Oklahoma Capitol Improvement Authority's (OCIA) series 2019B state facilities revenue bonds
Oklahoma Capitol Improvement Authority's (OCIA) series 2018D state facilities revenue bonds
On behalf of the Oklahoma State Treasurer's Office, I would like to welcome you to our new investor relations website. We appreciate your interest and investment in bonds issued by The State, as it allows us to make critical investments in public infrastructure throughout Oklahoma. We are committed to maintaining our strong bond ratings, and we are also committed to being as transparent as possible with the investor community and public at large.
I hope you find this website useful as you seek to better understand the credit fundamentals of the State. Please do not hesitate to contact our office with suggestions for how we can be doing better. Thanks again for your interest in our bond program.
Randy McDaniel, State Treasurer
Oklahoma City—The Oklahoma Capital Improvement Authority (OCIA) announced today it is offering $13.24 million of State Agency Facilities Revenue Bonds TaxExempt Series 2020D (Oklahoma Department of Human Services Project) and $48.955 million of State Agency Facilities Revenue Bonds Federally Taxable Series 2020E (Oklahoma Tourism and Recreation Department Project) on December 3, 2020.
The bonds will be offered via negotiated sale through the OCIA’s underwriting syndicate, led by co-senior managers Morgan Stanley and Bank of Oklahoma, with Raymond James as co-manager on the transaction. The Municipal Advisor is Hilltop Securities.
A Preliminary Official Statement has been released and is available at www.ociabonds.com. The OCIA’s bonds are rated “AA-” by S&P and Fitch.
For more information:

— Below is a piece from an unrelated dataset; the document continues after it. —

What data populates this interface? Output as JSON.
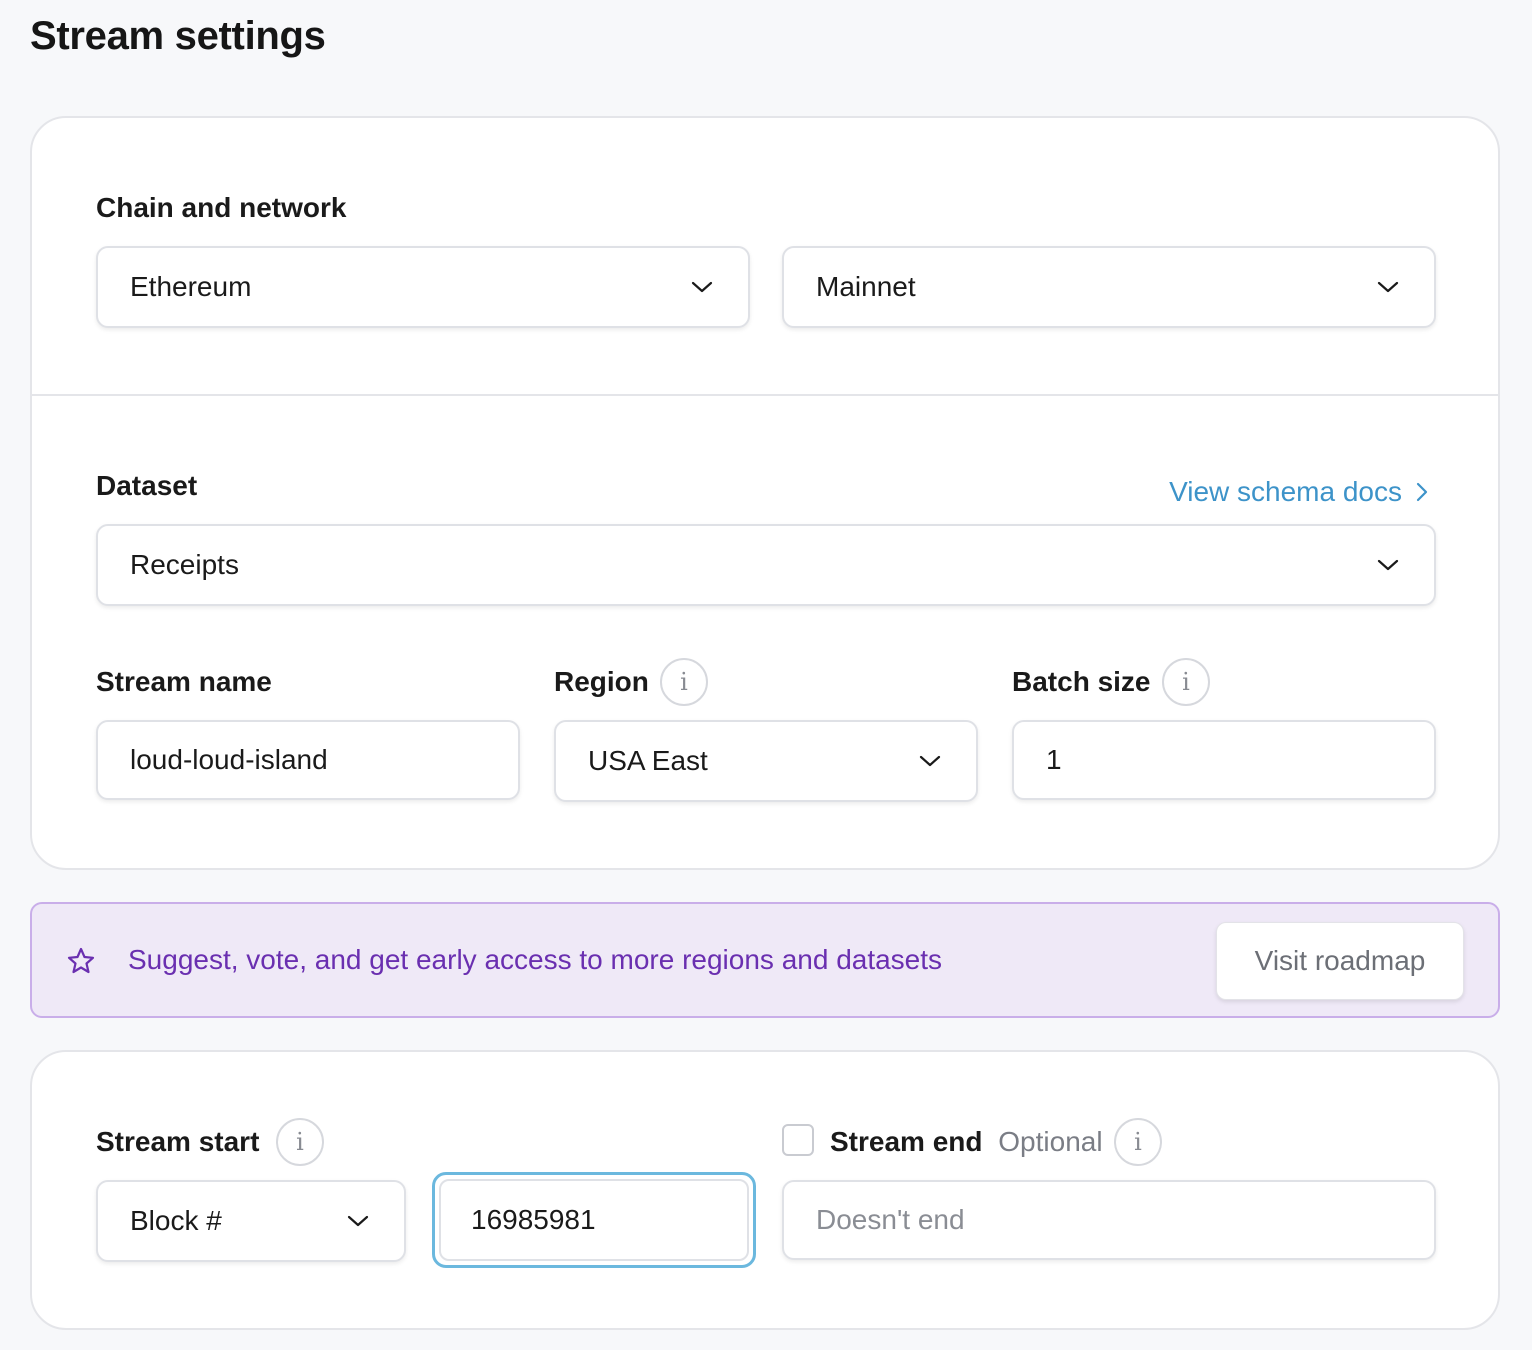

Deputy State Treasurer/OCIA Director
Oklahoma House and Senate announce budget agreement.
April Gross Receipts to the Treasury plunged by more than half a billion dollars as the coronavirus pandemic disrupts Oklahoma’s economy, State Treasurer Randy McDaniel announced.

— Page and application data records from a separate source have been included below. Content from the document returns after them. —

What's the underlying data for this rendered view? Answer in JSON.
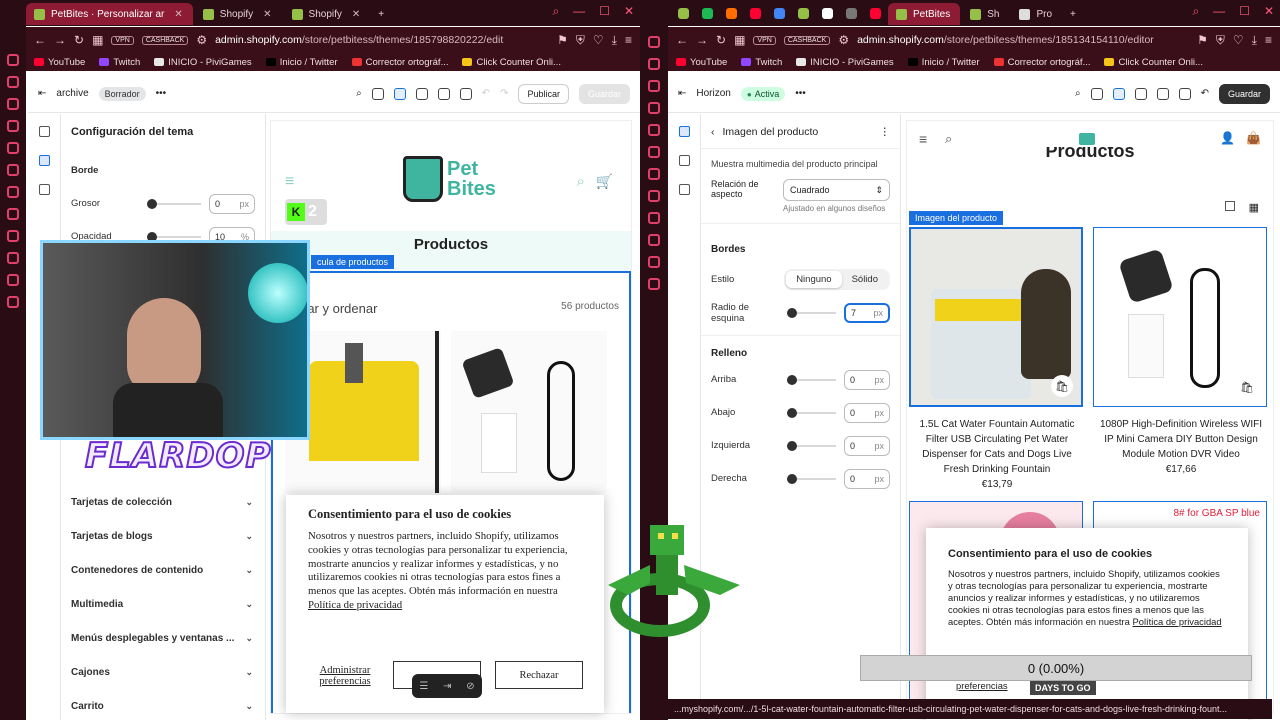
{
  "left": {
    "tabs": [
      {
        "label": "PetBites · Personalizar ar"
      },
      {
        "label": "Shopify"
      },
      {
        "label": "Shopify"
      }
    ],
    "vpn": "VPN",
    "cashback": "CASHBACK",
    "url_host": "admin.shopify.com",
    "url_path": "/store/petbitess/themes/185798820222/edit",
    "theme_name": "archive",
    "theme_status": "Borrador",
    "publish": "Publicar",
    "save": "Guardar",
    "panel_title": "Configuración del tema",
    "border_title": "Borde",
    "grosor_label": "Grosor",
    "grosor_value": "0",
    "opacidad_label": "Opacidad",
    "opacidad_value": "10",
    "unit_px": "px",
    "unit_pct": "%",
    "sections": [
      "Tarjetas de colección",
      "Tarjetas de blogs",
      "Contenedores de contenido",
      "Multimedia",
      "Menús desplegables y ventanas ...",
      "Cajones",
      "Carrito"
    ],
    "store_logo_top": "Pet",
    "store_logo_bottom": "Bites",
    "heading": "Productos",
    "block_label": "cula de productos",
    "filter": "rar y ordenar",
    "count": "56 productos",
    "cookie_title": "Consentimiento para el uso de cookies",
    "cookie_text": "Nosotros y nuestros partners, incluido Shopify, utilizamos cookies y otras tecnologías para personalizar tu experiencia, mostrarte anuncios y realizar informes y estadísticas, y no utilizaremos cookies ni otras tecnologías para estos fines a menos que las aceptes. Obtén más información en nuestra",
    "cookie_link": "Política de privacidad",
    "cookie_manage": "Administrar preferencias",
    "cookie_reject": "Rechazar",
    "overlay_count": "2",
    "overlay_name": "FLARDOP"
  },
  "right": {
    "tabs": [
      {
        "label": "PetBites"
      },
      {
        "label": "Sh"
      },
      {
        "label": "Pro"
      }
    ],
    "vpn": "VPN",
    "cashback": "CASHBACK",
    "url_host": "admin.shopify.com",
    "url_path": "/store/petbitess/themes/185134154110/editor",
    "theme_name": "Horizon",
    "theme_status": "Activa",
    "save": "Guardar",
    "panel_title": "Imagen del producto",
    "media_note": "Muestra multimedia del producto principal",
    "ratio_label": "Relación de aspecto",
    "ratio_value": "Cuadrado",
    "ratio_hint": "Ajustado en algunos diseños",
    "borders_title": "Bordes",
    "style_label": "Estilo",
    "style_none": "Ninguno",
    "style_solid": "Sólido",
    "radius_label": "Radio de esquina",
    "radius_value": "7",
    "padding_title": "Relleno",
    "pad_rows": [
      {
        "label": "Arriba",
        "value": "0"
      },
      {
        "label": "Abajo",
        "value": "0"
      },
      {
        "label": "Izquierda",
        "value": "0"
      },
      {
        "label": "Derecha",
        "value": "0"
      }
    ],
    "unit_px": "px",
    "heading": "Productos",
    "block_label": "Imagen del producto",
    "products": [
      {
        "title": "1.5L Cat Water Fountain Automatic Filter USB Circulating Pet Water Dispenser for Cats and Dogs Live Fresh Drinking Fountain",
        "price": "€13,79"
      },
      {
        "title": "1080P High-Definition Wireless WIFI IP Mini Camera DIY Button Design Module Motion DVR Video",
        "price": "€17,66"
      }
    ],
    "gba_label": "8# for GBA SP blue",
    "cookie_title": "Consentimiento para el uso de cookies",
    "cookie_text": "Nosotros y nuestros partners, incluido Shopify, utilizamos cookies y otras tecnologías para personalizar tu experiencia, mostrarte anuncios y realizar informes y estadísticas, y no utilizaremos cookies ni otras tecnologías para estos fines a menos que las aceptes. Obtén más información en nuestra",
    "cookie_link": "Política de privacidad",
    "cookie_manage": "preferencias",
    "status_url": "...myshopify.com/.../1-5l-cat-water-fountain-automatic-filter-usb-circulating-pet-water-dispenser-for-cats-and-dogs-live-fresh-drinking-fount...",
    "counter": "0 (0.00%)",
    "days_to_go": "DAYS TO GO"
  },
  "bookmarks": [
    "YouTube",
    "Twitch",
    "INICIO - PiviGames",
    "Inicio / Twitter",
    "Corrector ortográf...",
    "Click Counter Onli..."
  ],
  "colors": {
    "accent": "#1a6fe0",
    "browser": "#2a0c14",
    "tab_active": "#8c1b33",
    "pet_teal": "#3fb5a0",
    "pet_yellow": "#f0c419"
  }
}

Gross receipts in April total $1.08 billion, a drop of $502.5 million, or 31.8 percent, from April 2019.